Clarification on Lagrangian mechanics would be much appreciated:

Suppose

$$L(\phi,\,\,\phi_{,i},\,\,A_i, \dot A_i)=|\dot A+\nabla\phi|^2-|\nabla \times A|^2-c\phi+d\cdot A$$

Are the corresponding Euler-Lagrange equations then:

$$c=0$$ by considering $\phi$, and

$$2(\dot\phi_{,i}+\ddot A_i)+d_i=0$$

by considering $A_i$?

I am confused by the dependent variables in this Lagrangian — they are differentiated wrt to different variables, namely $\phi$ wrt spatial elements, whereas $A_i$ wrt time. Moreover, shouldn't $L$ also be a function of $A_{i,j}$?

Help would be much appreciated!

## Best Answer

It might help you to understand the physical significance of the lagrangian here. This is the lagrangian for Maxwell's equations in terms of the potentials. $ \phi $ and $ A $ are the scalar and vector potentials, and $ c $ and $ d$ are the charge and current distributions.
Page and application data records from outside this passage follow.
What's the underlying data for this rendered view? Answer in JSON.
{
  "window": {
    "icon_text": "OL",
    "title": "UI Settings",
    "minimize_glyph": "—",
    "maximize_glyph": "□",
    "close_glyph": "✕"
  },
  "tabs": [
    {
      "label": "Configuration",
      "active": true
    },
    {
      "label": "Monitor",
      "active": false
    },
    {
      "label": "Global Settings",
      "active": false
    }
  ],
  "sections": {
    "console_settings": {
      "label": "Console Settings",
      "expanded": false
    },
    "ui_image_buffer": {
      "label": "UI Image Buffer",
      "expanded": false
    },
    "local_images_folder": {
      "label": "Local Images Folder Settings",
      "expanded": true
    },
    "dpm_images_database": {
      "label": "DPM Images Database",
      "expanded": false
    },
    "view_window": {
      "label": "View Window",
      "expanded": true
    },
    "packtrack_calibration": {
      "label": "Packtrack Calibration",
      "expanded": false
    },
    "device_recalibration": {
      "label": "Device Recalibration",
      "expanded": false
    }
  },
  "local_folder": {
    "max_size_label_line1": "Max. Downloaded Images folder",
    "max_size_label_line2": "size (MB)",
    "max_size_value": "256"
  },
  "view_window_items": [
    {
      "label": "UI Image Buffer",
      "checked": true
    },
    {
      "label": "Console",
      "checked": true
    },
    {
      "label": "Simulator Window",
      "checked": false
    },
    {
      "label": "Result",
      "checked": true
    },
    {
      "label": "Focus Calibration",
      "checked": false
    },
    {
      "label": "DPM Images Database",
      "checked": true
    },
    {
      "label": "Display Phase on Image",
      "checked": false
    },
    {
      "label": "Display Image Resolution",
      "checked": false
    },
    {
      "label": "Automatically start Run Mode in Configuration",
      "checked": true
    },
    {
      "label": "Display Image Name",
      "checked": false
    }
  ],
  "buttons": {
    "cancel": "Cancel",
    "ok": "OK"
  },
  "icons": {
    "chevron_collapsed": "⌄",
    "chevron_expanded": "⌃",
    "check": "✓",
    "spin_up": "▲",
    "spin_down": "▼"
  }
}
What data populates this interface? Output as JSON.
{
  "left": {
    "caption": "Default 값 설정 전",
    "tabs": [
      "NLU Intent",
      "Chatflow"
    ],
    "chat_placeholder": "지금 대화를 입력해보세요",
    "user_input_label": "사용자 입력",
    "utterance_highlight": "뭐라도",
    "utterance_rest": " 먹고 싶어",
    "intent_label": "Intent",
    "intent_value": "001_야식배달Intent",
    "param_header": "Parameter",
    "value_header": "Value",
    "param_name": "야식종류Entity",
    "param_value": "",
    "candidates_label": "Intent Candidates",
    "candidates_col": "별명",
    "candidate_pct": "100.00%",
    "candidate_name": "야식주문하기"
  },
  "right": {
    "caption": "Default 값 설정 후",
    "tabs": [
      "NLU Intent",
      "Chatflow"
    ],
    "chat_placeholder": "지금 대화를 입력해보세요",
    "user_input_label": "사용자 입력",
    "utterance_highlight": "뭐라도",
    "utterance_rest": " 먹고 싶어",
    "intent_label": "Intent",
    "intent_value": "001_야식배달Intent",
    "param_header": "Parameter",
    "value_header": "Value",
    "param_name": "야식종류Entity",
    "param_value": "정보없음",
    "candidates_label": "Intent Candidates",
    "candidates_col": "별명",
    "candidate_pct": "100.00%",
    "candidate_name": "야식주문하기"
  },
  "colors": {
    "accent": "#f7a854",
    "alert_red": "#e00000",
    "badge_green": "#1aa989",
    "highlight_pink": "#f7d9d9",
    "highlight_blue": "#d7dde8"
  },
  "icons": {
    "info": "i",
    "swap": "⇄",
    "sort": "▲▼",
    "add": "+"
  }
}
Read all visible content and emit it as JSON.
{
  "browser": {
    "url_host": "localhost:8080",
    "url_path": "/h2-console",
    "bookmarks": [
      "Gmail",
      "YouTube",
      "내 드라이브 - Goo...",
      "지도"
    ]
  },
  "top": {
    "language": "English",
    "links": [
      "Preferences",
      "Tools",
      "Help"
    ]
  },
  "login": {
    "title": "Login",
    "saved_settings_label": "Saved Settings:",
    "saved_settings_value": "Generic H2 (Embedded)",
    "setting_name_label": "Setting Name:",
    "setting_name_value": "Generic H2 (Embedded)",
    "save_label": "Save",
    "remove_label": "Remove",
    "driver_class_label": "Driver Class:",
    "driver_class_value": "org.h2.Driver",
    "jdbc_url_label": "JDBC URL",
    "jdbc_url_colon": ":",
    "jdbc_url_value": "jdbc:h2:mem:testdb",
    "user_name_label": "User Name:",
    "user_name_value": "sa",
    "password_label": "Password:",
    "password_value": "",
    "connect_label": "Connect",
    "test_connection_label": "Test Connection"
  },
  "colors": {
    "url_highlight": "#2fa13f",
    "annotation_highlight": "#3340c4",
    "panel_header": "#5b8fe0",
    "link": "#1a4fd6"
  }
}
The first term $ |\dot A+\nabla\phi|^2 $ is the electric field, second term magnetic, and the remaining terms the coupling between charges and fields.

It is just a physical fact that lagrangian does not explicitly depend on the other partial derivatives.